Question 4: How does the technology scale?
Threat actors have shown themselves to be nimble, inventive, and persistent in their attacks. The technologies we implement must be able to grow and adapt to these realities. Can they adapt to higher volumes, deeper obfuscations, and yet-unknown attack vectors? Knowing your technologies can grow with your network and adapt to an ever-changing threat landscape is vital in any security technology investment.
Question 5: Can the technology work easily with existing technologies?
One of the biggest drivers of cybersecurity professionals is what’s known as “alert fatigue.” This is caused by too many technologies that are extremely sensitive in finding threats or breaches, yet are unable to communicate with each other easily, throwing multiple alerts for the same malicious traffic. The cybersecurity teams are then forced to sift through multiple erroneous/duplicate alerts, and are more prone to errors due to the large volume of traffic networks are receiving day and night. Sadly, this is just one example of how multiple technologies that aren’t sharing information can impact a network’s cybersecurity posture.
Any new cybersecurity technology you consider should be not just a neutral addition to the security stack, but rather a benefit to the other technologies or people managing them. Some questions to ask in this arena might be: Can it feed intelligence easily to other implemented technologies? Does it ease a pain point of another technology? Can it ingest information from other implemented technologies?
Rarely will a technology be able to adequately answer for more than one of these questions. For instance, a technology might be able to use lots of intelligence but isn’t proactive and needs constant monitoring by employees.
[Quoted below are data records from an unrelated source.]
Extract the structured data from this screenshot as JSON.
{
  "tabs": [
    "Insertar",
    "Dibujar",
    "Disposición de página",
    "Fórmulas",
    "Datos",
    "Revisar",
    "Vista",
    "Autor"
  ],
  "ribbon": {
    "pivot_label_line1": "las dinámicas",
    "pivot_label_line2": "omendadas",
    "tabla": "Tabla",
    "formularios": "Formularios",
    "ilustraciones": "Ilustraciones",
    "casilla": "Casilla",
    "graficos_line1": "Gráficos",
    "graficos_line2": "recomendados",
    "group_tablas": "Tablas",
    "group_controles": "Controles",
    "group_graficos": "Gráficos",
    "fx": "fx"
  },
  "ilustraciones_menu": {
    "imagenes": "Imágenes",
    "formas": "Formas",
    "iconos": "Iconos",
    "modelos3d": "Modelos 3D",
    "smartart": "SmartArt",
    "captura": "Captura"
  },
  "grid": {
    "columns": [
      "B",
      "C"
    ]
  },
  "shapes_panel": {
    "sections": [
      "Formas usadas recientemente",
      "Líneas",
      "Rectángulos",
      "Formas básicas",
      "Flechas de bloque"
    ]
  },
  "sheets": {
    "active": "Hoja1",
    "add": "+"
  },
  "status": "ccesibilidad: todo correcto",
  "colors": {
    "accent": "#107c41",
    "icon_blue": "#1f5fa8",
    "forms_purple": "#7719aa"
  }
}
These are the challenges security teams face every time they make a decision about a new or existing security technology, but figuring out how much value each technology adds — or doesn’t — is the best start.